Ryan Wigglesworth’s conducting proved almost Classical, again contributing very much to the suspicion that this opera has already attained ‘classic’ status. With an orchestra and chorus on top form, the musical drama, incisive, ominous, gripping, beautifully melancholic, spoke, as the cliché would have it, for itself. There was no need for any extraneous ‘excitement’ to be applied from without; this was a far more fulfilling, musically-involving approach. The battery of percussion spoke, of course, but so did the steely yet malleable tones of orchestral woodwind, and not just the saxophone. Choral baiting of the Minotaur truly chilled our blood, just as others’ blood will be spilled on stage.

Christine Rice offered a heartfelt, conflicted Ariadne, Johan Reuter a stolid - but deliberately so - Theseus, his heroism thoughtfully questioned. John Tomlinson, celebrating an extraordinary thirty-five years on the Covent Garden stage, seems to have made the role of the Minotaur just as much as his own as he did the Green Knight in Gawain. (Salzburg’s new production this summer will almost inevitably feature him.) It is a part well suited to his advancing years. Vocal perfection is not required; it might even be out of place. But dramatic presence and integrity most definitely are; the tragic plight of a creature created and rejected so cruelly by ‘humanity’ was searingly portrayed. Andrew Watts again caused consternation with the mysterious archaic babble of the Snake Priestess, tellingly translated by another old Birtwistle hand, Alan Oke. Elisabeth Meister made an equally fantastic impression as the chilling Ker, feasting on the innocents’ blood; it is a screaming harpy-like role, but a musically screaming one, especially in this assumption. There was, in short, no weak link in the cast, and it is a very strong cast indeed.

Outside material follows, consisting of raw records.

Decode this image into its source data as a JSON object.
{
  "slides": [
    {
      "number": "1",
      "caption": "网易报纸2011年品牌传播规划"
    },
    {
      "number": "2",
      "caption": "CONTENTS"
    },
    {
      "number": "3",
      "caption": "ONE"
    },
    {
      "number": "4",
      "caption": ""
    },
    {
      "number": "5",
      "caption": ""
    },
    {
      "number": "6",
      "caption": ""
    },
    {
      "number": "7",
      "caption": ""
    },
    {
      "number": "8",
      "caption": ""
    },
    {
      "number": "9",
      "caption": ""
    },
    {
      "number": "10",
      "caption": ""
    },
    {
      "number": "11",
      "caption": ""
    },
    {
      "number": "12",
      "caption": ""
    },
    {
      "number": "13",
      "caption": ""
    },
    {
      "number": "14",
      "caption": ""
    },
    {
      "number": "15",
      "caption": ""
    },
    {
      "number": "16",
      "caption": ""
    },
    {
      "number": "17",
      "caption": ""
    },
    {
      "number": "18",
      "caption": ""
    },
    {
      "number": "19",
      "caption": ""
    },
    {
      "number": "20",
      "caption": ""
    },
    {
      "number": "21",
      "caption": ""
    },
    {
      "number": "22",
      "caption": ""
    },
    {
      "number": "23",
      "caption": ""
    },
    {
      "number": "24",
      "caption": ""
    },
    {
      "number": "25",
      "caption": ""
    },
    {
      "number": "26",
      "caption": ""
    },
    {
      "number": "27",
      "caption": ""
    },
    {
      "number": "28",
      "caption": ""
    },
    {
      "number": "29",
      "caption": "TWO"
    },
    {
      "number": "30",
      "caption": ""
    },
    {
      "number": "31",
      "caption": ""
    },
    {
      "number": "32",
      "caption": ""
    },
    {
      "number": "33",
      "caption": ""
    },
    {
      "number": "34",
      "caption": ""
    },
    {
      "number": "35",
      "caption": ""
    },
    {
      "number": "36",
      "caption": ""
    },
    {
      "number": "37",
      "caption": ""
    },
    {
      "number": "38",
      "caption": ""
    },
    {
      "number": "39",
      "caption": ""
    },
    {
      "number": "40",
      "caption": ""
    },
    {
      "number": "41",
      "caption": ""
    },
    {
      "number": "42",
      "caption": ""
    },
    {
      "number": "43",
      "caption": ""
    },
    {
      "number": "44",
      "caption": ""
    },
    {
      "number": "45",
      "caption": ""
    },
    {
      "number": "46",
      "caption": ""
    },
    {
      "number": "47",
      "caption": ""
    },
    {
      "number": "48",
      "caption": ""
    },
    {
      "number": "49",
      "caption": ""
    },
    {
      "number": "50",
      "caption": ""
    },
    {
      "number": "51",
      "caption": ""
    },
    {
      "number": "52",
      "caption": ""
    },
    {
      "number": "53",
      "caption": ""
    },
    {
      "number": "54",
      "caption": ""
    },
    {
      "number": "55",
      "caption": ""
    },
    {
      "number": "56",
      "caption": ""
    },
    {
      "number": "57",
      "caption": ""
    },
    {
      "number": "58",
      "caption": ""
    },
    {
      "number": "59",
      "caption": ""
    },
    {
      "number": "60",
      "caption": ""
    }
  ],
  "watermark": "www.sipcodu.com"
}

Stephen Langridge’s staging tells the story with clarity, aided by Alison Chitty’s straightforward yet imaginative designs. I cannot help but retain a niggling doubt that a more adventurous production might have brought out a good number more dramatic strands than we see here. Something more Mask of Orpheus-like or indeed Soldaten-like might have alerted the audience to dramatic layers that went unseen, if certainly not unheard. By the same token, however, there is nothing wrong with expecting and/or permitting the audience to do some ‘aural thinking’ for itself. Let us hope, in any case, that before long there will be alternatives, which will expand our imaginative understanding of the work.

Programme essays were for the most part particularly informative, pieces by Rhian Samuel and David Beard especially so, though it is slightly odd to read Samuel referring to The Mask of Orpheus as ‘Birtwistle’s early opera’; ‘earlier’ perhaps? Moreover, Ruth Padel’s piece is simply incorrect to claim that ‘Monteverdi’s first opera was Arianna’; It was of course Orfeo. Nevertheless, I learned a great deal from the contributions taken as a whole. How splendid, then, to experience the Royal Opera House very much back on form - and on form in so many ways.

Mark Berry

Send to a friend

Send a link to this article to a friend with an optional message.

Friend's Email Address: (required)

Your Email Address: (required)

Message (optional):